When it comes to foot pain, everyone is different, but the most common sign is going to be discomfort in one or more parts of the foot. The first thing a foot pain sufferer needs to do is to make sure the source of the pain isn't coming from something that isn't easily fixed, such as an ill-fitting pair of shoes or a high pair of heels. With those common culprits removed from the picture, it's a good idea to notice things like where the pain starts and if it migrates at all, what time of day and during what activity the pain is most acute, a particular event that might have caused the pain, any lingering health concerns that might have attributed to the pain and so on.
The symptoms of foot pain are pretty much common sense. Anything that you feel in your foot that isn't right. Things like swelling that won't go away, random numbness for no apparent reason in the feet, unexplained redness and either the feet being too warm or too cold without any cause. Considering how important your feet are to your basic health and wellbeing, don't' wait for one of these specific symptoms to worsen before you go seek the advice of a doctor.
Diagnosing foot pain is a fairly straight-forward affair. A podiatrist, is a foot specialist, and goes to school for a lot of years to be able to hold someone's foot in their hands and listen to the type of pain you're suffering from and be able to tell you what the problem is. You should expect your doctor to ask you about the types of shoes you wear and what physical activity you engage in that might have resulted in the foot pain. If the doctor is unable to diagnose your condition by touch, medical science has equipped the intrepid doctor with several tools that might just do the job.

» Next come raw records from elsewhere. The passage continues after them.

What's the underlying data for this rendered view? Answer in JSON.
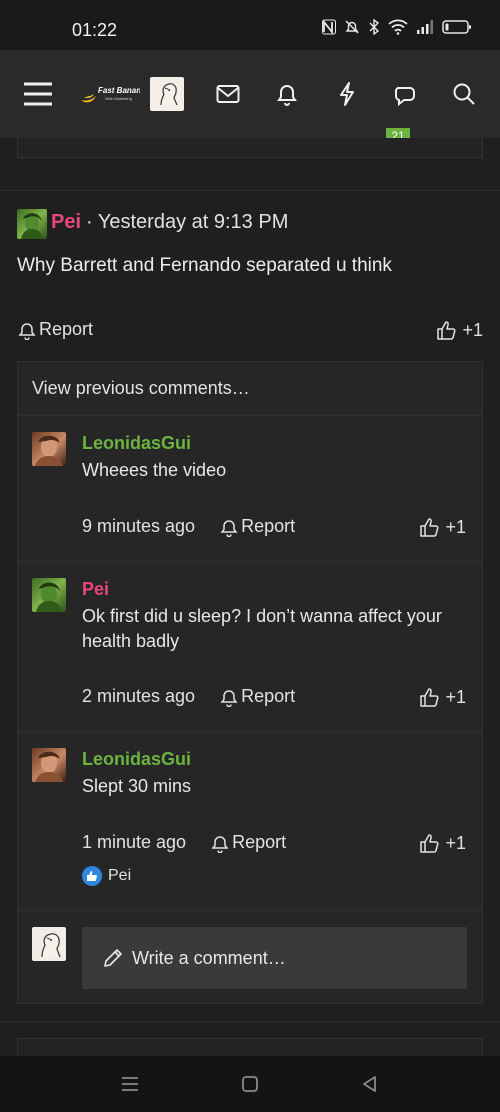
{
  "status_bar": {
    "time": "01:22",
    "icons": [
      "nfc-icon",
      "mute-icon",
      "bluetooth-icon",
      "wifi-icon",
      "signal-icon",
      "battery-icon"
    ]
  },
  "navbar": {
    "logo_text": "Fast Banana",
    "logo_subtext": "Web Marketing",
    "alerts_badge": "21",
    "icons": [
      "menu-icon",
      "logo",
      "avatar",
      "mail-icon",
      "bell-icon",
      "lightning-icon",
      "chat-icon",
      "search-icon"
    ]
  },
  "post": {
    "author": "Pei",
    "separator": "·",
    "time": "Yesterday at 9:13 PM",
    "body": "Why Barrett and Fernando separated u think",
    "report_label": "Report",
    "like_label": "+1"
  },
  "comments": {
    "view_previous": "View previous comments…",
    "items": [
      {
        "author": "LeonidasGui",
        "text": "Wheees the video",
        "time": "9 minutes ago",
        "report_label": "Report",
        "like_label": "+1"
      },
      {
        "author": "Pei",
        "text": "Ok first did u sleep? I don’t wanna affect your health badly",
        "time": "2 minutes ago",
        "report_label": "Report",
        "like_label": "+1"
      },
      {
        "author": "LeonidasGui",
        "text": "Slept 30 mins",
        "time": "1 minute ago",
        "report_label": "Report",
        "like_label": "+1",
        "reactor": "Pei"
      }
    ],
    "write_placeholder": "Write a comment…"
  },
  "colors": {
    "author_pink": "#e94679",
    "author_green": "#6cb33f",
    "background": "#1f1f1f",
    "like_badge_blue": "#2f86de"
  }
}
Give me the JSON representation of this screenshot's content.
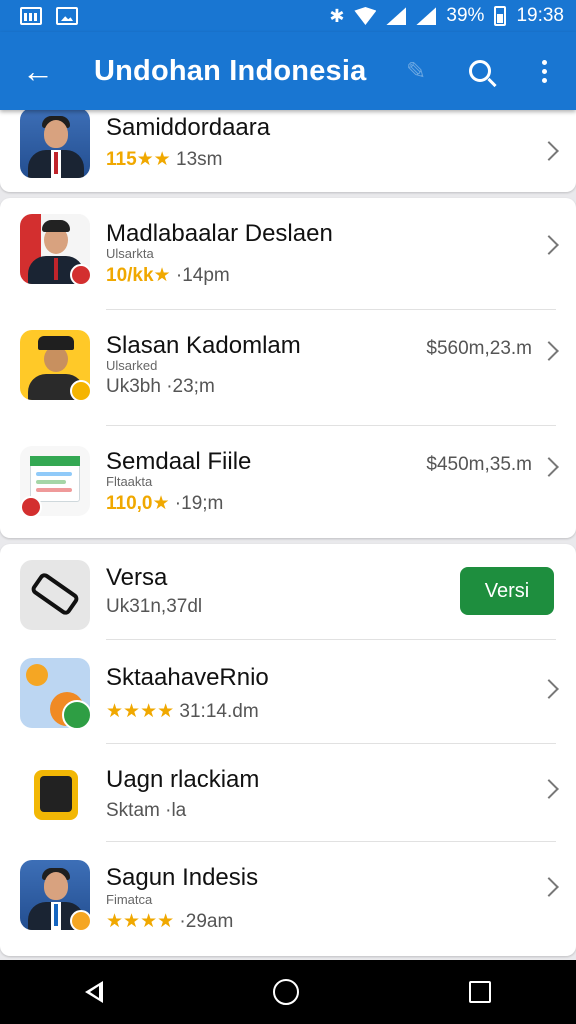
{
  "status_bar": {
    "battery": "39%",
    "time": "19:38"
  },
  "app_bar": {
    "title": "Undohan Indonesia"
  },
  "items": [
    {
      "name": "Samiddordaara",
      "sub": "",
      "stars": "115★★",
      "meta": "13sm",
      "price": "",
      "thumb": "person-blue"
    },
    {
      "name": "Madlabaalar Deslaen",
      "sub": "Ulsarkta",
      "stars": "10/kk★",
      "meta": "14pm",
      "price": "",
      "thumb": "person-flag"
    },
    {
      "name": "Slasan Kadomlam",
      "sub": "Ulsarked",
      "stars": "",
      "meta": "Uk3bh ·23;m",
      "price": "$560m,23.m",
      "thumb": "person-yellow"
    },
    {
      "name": "Semdaal Fiile",
      "sub": "Fltaakta",
      "stars": "110,0★",
      "meta": "19;m",
      "price": "$450m,35.m",
      "thumb": "spreadsheet"
    },
    {
      "name": "Versa",
      "sub": "",
      "stars": "",
      "meta": "Uk31n,37dl",
      "button": "Versi",
      "thumb": "device"
    },
    {
      "name": "SktaahaveRnio",
      "sub": "",
      "stars": "★★★★",
      "meta": "31:14.dm",
      "price": "",
      "thumb": "app-check"
    },
    {
      "name": "Uagn rlackiam",
      "sub": "",
      "stars": "",
      "meta": "Sktam ·la",
      "price": "",
      "thumb": "phone"
    },
    {
      "name": "Sagun Indesis",
      "sub": "Fimatca",
      "stars": "★★★★",
      "meta": "29am",
      "price": "",
      "thumb": "person-blue-2"
    }
  ],
  "colors": {
    "primary": "#1976d2",
    "star": "#f0a800",
    "button": "#1e8e3e"
  }
}
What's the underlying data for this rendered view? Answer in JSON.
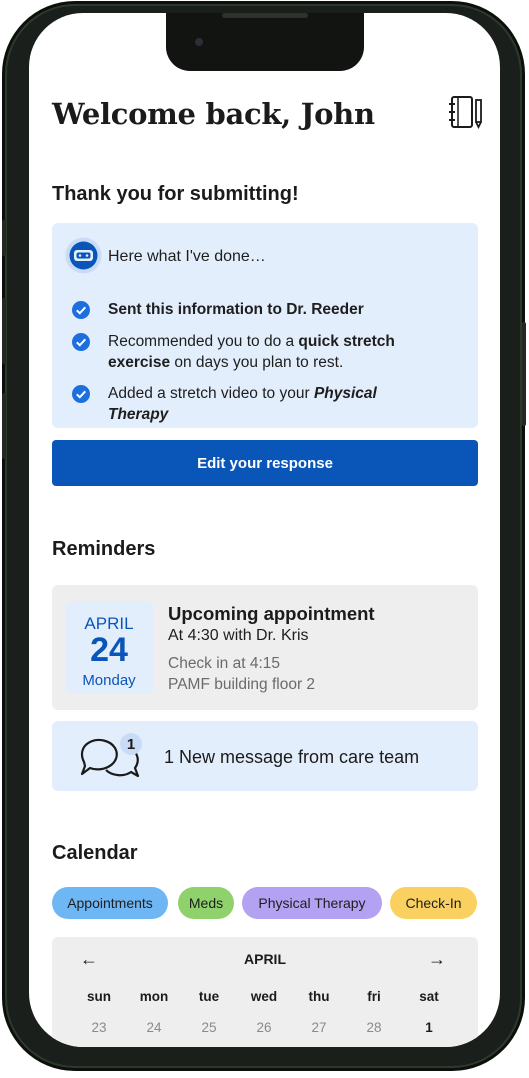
{
  "header": {
    "welcome": "Welcome back, John",
    "notebook_icon": "notebook-pencil-icon"
  },
  "submission": {
    "title": "Thank you for submitting!",
    "intro": "Here what I've done…",
    "items": [
      {
        "prefix": "",
        "bold": "Sent this information to Dr. Reeder",
        "middle": "",
        "bold_italic": ""
      },
      {
        "prefix": "Recommended you to do a ",
        "bold": "quick stretch exercise",
        "middle": " on days you plan to rest.",
        "bold_italic": ""
      },
      {
        "prefix": "Added a stretch video to your ",
        "bold": "",
        "middle": "",
        "bold_italic": "Physical Therapy"
      }
    ],
    "edit_button": "Edit your response"
  },
  "reminders": {
    "title": "Reminders",
    "appointment": {
      "month": "APRIL",
      "day": "24",
      "weekday": "Monday",
      "title": "Upcoming appointment",
      "time": "At 4:30 with Dr. Kris",
      "checkin": "Check in at 4:15",
      "location": "PAMF building floor 2"
    },
    "message": {
      "badge_count": "1",
      "text": "1 New message from care team"
    }
  },
  "calendar": {
    "title": "Calendar",
    "filters": [
      {
        "label": "Appointments",
        "color": "#6fb6f4"
      },
      {
        "label": "Meds",
        "color": "#8fd16b"
      },
      {
        "label": "Physical Therapy",
        "color": "#b3a1f1"
      },
      {
        "label": "Check-In",
        "color": "#fad160"
      }
    ],
    "prev": "←",
    "next": "→",
    "month": "APRIL",
    "days_of_week": [
      "sun",
      "mon",
      "tue",
      "wed",
      "thu",
      "fri",
      "sat"
    ],
    "dates": [
      "23",
      "24",
      "25",
      "26",
      "27",
      "28",
      "1"
    ]
  },
  "colors": {
    "primary": "#0a56b8",
    "light_blue": "#e3eefc",
    "card_gray": "#eeeeee"
  }
}
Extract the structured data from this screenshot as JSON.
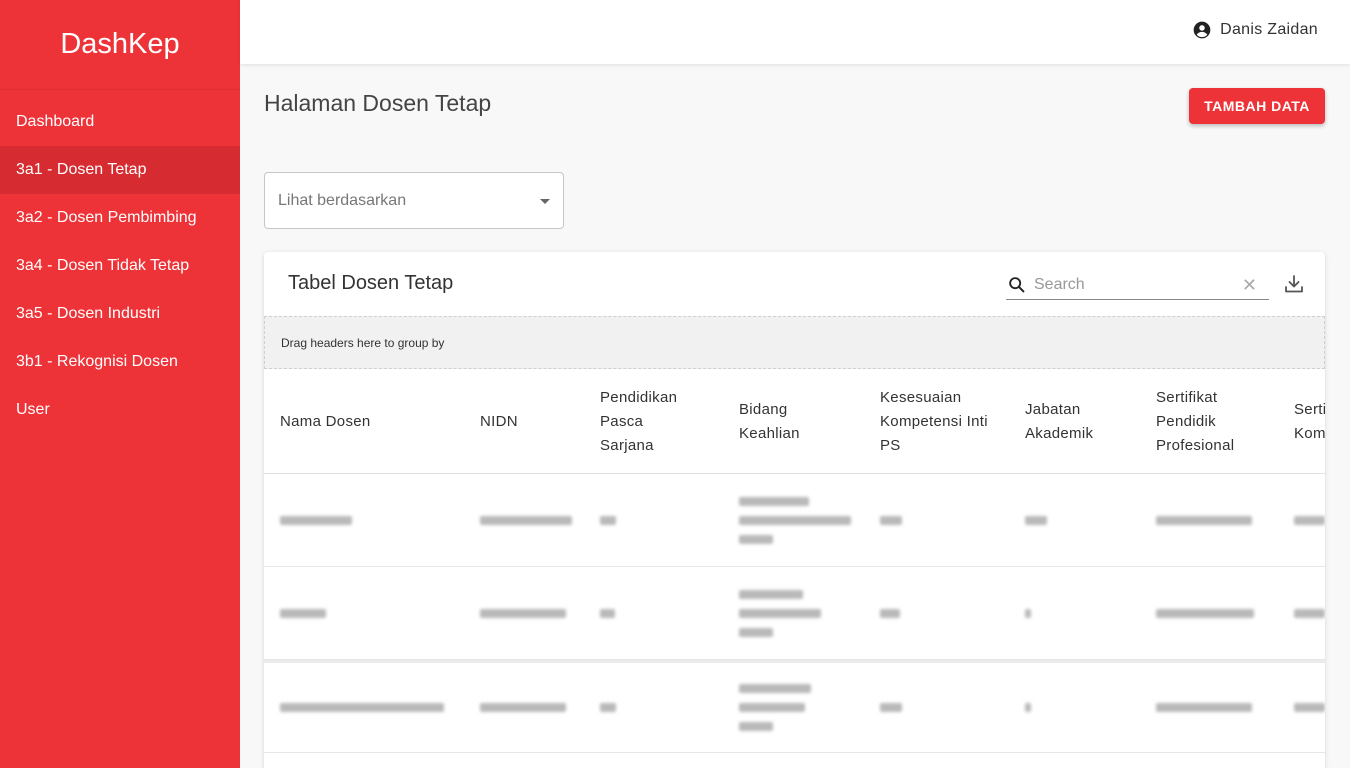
{
  "brand": "DashKep",
  "sidebar": {
    "items": [
      {
        "label": "Dashboard"
      },
      {
        "label": "3a1 - Dosen Tetap"
      },
      {
        "label": "3a2 - Dosen Pembimbing"
      },
      {
        "label": "3a4 - Dosen Tidak Tetap"
      },
      {
        "label": "3a5 - Dosen Industri"
      },
      {
        "label": "3b1 - Rekognisi Dosen"
      },
      {
        "label": "User"
      }
    ],
    "active_index": 1
  },
  "header": {
    "user_name": "Danis Zaidan",
    "user_icon": "account-circle-icon"
  },
  "page": {
    "title": "Halaman Dosen Tetap",
    "add_button": "TAMBAH DATA",
    "filter_placeholder": "Lihat berdasarkan"
  },
  "table": {
    "title": "Tabel Dosen Tetap",
    "search_placeholder": "Search",
    "group_hint": "Drag headers here to group by",
    "columns": [
      {
        "label": "Nama Dosen"
      },
      {
        "label": "NIDN"
      },
      {
        "label": "Pendidikan Pasca Sarjana"
      },
      {
        "label": "Bidang Keahlian"
      },
      {
        "label": "Kesesuaian Kompetensi Inti PS"
      },
      {
        "label": "Jabatan Akademik"
      },
      {
        "label": "Sertifikat Pendidik Profesional"
      },
      {
        "label": "Serti Kom"
      }
    ],
    "rows_note": "row values are blurred/unreadable in the screenshot"
  },
  "colors": {
    "accent": "#ee3338",
    "sidebar_active": "#d62b30"
  }
}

X rays are used to take a picture of the inside of your foot using low doses of radiation. While excessive exposure to x-rays has proven to be bad for you, getting an x-ray once in a while won't hurt. The x-ray can tell the doctor if there are small breaks, fractures or fissures that could be causing your foot pain.
MRI machines (magnetic resonance imaging) can be used in the same way as the x-ray to see inside your foot without having to cut you open. The MRI machine uses magnets to make images on a computer screen. The doctor can then tell if there are any problems with the bones and the soft tissue inside the foot. It can also help pinpoint small fractures that might not be clear on the x-ray.
If the doctor thinks it's arthritis that's causing your foot pain, he can request a synovial fluid analysis. Don't let the big medical name fool you, it's a straight forward procedure where the doctor takes fluid samples from the joints in the foot and tests them to see if the surrounding joint is arthritic.
A proper diagnosis is extremely important to ensure that you are properly treating and curing your type of foot pain.